_Work required_
Across the listing below, how many lines include the string "this"? Reply with the number alone.

_Provided material_

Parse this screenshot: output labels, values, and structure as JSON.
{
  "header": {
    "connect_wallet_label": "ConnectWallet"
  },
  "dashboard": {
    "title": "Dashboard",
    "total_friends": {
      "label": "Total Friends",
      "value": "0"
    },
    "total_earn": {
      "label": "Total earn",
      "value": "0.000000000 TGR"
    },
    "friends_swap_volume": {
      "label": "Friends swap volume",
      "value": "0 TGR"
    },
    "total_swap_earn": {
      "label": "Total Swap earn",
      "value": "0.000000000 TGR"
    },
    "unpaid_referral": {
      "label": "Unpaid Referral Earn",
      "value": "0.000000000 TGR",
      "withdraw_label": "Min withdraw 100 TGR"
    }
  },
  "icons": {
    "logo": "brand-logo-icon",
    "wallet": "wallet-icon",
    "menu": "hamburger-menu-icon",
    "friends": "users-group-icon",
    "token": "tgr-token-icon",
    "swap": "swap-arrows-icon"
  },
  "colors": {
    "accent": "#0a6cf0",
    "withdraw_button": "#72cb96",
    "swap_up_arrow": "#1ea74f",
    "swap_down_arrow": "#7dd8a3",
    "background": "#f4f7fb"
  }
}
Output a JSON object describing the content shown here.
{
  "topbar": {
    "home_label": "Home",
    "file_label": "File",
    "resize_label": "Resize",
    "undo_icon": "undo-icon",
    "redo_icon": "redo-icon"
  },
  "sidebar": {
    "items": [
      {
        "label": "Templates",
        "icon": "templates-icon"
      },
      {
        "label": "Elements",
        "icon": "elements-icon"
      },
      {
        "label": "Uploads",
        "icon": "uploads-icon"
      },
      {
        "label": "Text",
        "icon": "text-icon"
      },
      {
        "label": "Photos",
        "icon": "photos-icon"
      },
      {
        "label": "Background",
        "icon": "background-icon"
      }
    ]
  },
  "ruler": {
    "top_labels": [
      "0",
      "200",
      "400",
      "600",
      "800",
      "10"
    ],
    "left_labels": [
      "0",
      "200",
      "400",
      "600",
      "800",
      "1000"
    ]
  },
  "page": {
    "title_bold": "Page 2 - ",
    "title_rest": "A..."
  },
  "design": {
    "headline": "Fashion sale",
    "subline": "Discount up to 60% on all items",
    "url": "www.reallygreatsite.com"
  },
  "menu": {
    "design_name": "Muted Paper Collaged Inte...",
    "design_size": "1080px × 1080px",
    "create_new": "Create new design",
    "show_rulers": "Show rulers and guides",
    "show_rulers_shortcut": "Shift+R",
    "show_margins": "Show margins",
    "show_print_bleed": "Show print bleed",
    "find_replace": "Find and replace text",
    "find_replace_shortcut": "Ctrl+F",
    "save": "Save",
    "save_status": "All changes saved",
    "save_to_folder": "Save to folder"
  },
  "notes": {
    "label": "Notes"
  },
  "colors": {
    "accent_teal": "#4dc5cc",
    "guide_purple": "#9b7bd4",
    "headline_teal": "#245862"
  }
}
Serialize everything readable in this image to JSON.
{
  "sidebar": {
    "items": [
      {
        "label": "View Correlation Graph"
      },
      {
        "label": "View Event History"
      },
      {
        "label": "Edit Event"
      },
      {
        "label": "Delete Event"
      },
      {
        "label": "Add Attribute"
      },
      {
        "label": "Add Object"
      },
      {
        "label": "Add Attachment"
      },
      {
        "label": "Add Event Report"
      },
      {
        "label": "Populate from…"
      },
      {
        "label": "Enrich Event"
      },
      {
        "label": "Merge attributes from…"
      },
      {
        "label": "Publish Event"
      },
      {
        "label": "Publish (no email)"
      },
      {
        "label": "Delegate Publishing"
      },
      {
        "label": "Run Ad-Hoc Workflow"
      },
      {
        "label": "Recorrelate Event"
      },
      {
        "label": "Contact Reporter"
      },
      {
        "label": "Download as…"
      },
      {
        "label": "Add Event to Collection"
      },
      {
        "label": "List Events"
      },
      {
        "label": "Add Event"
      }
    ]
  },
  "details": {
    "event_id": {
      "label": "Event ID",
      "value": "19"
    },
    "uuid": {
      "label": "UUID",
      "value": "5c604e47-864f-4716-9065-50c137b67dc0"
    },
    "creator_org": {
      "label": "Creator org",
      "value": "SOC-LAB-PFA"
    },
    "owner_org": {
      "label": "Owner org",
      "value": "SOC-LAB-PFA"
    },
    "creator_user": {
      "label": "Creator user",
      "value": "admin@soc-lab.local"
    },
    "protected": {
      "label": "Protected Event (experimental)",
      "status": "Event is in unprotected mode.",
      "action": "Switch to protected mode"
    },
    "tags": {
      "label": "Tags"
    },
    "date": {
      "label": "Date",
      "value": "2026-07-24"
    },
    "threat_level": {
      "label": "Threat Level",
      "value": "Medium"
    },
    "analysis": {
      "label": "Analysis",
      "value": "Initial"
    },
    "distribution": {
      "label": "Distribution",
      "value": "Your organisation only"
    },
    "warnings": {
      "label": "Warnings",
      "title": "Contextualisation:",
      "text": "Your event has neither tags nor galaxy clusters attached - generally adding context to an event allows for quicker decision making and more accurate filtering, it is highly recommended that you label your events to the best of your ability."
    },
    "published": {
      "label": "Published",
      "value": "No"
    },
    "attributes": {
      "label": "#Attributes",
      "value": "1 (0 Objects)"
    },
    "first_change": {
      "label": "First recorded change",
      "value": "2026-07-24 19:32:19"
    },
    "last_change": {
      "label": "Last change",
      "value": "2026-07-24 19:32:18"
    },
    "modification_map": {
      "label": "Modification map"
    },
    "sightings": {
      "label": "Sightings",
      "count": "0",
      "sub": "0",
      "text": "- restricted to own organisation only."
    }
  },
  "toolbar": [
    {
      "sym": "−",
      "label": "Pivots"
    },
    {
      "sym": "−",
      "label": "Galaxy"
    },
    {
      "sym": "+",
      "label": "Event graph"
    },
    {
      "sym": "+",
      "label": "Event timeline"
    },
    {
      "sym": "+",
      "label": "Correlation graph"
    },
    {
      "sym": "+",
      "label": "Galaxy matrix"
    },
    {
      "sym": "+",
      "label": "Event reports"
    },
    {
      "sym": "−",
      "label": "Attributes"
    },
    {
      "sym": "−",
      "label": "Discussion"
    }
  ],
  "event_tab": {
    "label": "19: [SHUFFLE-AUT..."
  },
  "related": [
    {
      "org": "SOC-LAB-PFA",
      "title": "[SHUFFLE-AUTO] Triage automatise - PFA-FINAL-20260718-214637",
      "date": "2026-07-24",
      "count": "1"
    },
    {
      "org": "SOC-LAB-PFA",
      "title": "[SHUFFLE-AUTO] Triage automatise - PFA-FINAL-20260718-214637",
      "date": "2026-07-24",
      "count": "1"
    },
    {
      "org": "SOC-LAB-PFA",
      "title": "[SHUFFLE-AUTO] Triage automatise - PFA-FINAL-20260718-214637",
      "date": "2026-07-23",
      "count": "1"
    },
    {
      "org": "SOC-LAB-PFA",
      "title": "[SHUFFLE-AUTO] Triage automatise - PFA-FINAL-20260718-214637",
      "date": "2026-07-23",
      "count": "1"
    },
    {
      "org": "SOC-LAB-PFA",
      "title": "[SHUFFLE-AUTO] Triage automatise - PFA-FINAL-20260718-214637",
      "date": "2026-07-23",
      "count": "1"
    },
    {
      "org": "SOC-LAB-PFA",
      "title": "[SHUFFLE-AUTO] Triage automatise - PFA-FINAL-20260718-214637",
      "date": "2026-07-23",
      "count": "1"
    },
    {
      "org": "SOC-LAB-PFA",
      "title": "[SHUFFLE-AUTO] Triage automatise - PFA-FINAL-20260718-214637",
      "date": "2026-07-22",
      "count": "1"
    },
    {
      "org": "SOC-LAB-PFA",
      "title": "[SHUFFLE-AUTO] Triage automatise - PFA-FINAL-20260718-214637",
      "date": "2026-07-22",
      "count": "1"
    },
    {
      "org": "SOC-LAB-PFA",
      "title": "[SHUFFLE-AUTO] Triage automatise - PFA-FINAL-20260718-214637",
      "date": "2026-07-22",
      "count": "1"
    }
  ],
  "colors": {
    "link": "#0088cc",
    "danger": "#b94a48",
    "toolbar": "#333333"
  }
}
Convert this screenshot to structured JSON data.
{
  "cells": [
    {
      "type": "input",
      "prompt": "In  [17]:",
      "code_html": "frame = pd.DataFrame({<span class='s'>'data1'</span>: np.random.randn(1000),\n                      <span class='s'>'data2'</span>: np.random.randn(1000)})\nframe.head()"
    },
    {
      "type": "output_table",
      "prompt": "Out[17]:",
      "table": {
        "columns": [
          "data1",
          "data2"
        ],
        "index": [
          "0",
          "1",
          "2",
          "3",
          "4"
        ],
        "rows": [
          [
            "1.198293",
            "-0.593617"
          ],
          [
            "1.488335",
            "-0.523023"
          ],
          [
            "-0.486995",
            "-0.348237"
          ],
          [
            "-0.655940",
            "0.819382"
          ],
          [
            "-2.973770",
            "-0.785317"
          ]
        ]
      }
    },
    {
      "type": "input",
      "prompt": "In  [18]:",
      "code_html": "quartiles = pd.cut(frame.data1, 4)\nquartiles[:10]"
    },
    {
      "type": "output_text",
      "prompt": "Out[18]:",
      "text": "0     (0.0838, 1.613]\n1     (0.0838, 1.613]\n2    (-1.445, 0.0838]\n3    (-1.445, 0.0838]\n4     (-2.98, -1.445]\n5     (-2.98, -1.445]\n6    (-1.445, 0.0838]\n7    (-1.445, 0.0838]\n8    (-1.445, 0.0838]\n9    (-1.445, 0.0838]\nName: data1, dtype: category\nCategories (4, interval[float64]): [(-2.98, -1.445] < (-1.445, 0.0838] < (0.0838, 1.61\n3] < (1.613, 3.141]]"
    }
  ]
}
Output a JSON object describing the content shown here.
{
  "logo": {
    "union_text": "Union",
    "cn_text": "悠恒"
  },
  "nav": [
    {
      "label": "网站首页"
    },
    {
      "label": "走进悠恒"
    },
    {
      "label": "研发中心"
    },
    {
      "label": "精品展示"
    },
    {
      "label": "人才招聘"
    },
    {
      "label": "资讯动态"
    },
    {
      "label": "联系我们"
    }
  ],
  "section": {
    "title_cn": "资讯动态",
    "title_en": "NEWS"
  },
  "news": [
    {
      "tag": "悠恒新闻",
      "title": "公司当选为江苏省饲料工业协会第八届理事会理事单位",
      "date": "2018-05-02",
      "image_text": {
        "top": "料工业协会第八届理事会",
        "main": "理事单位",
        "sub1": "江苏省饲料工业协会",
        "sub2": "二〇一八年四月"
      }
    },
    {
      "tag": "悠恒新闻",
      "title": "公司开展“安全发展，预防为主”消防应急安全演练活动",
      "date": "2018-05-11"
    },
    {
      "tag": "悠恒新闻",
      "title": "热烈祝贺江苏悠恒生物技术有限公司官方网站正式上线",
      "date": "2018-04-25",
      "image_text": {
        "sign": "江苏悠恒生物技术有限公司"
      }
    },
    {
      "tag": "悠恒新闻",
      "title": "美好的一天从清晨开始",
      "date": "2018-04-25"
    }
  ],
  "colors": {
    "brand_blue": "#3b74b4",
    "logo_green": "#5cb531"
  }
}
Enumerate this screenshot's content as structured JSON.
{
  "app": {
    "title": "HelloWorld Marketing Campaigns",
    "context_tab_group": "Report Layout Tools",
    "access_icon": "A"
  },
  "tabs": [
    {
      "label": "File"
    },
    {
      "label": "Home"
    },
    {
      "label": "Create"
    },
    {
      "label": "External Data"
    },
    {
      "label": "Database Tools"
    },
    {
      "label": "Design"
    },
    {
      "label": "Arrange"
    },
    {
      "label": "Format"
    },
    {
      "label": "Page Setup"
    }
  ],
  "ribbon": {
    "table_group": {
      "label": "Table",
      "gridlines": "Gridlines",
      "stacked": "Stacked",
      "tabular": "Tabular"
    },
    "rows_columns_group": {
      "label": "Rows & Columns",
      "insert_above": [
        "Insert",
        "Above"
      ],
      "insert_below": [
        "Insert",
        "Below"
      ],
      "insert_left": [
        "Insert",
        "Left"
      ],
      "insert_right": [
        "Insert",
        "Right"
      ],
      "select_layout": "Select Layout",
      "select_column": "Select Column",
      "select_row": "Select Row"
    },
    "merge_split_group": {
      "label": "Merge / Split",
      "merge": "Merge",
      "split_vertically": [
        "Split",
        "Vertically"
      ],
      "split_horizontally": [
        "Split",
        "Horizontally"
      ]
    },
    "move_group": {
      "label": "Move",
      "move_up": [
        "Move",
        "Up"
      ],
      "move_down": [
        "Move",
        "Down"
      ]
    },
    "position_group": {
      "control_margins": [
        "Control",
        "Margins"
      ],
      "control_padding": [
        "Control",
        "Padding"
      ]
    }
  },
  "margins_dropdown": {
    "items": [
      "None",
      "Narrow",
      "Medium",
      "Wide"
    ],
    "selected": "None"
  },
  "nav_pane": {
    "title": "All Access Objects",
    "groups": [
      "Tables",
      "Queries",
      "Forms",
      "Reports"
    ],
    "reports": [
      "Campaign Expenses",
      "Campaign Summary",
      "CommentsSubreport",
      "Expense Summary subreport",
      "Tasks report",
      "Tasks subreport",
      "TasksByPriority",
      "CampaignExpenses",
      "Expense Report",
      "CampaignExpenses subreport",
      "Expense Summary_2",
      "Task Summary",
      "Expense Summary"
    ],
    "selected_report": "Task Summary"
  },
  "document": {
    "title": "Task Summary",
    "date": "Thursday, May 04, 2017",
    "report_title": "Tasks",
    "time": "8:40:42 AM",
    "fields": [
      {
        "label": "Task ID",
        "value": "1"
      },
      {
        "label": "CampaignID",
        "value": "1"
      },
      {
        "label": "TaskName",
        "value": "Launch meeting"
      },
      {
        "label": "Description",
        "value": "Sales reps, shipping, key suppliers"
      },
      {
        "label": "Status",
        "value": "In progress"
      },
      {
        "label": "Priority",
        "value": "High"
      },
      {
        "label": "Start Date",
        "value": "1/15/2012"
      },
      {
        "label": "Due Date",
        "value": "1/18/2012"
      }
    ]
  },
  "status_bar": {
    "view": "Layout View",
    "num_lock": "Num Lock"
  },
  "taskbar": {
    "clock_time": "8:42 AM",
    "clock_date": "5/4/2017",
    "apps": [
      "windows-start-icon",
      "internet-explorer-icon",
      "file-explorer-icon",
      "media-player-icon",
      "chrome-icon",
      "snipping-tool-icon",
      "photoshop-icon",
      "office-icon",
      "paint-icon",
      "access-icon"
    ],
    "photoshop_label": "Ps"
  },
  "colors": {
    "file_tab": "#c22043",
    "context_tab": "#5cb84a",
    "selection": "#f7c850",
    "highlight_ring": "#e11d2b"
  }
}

_Exercise result_
4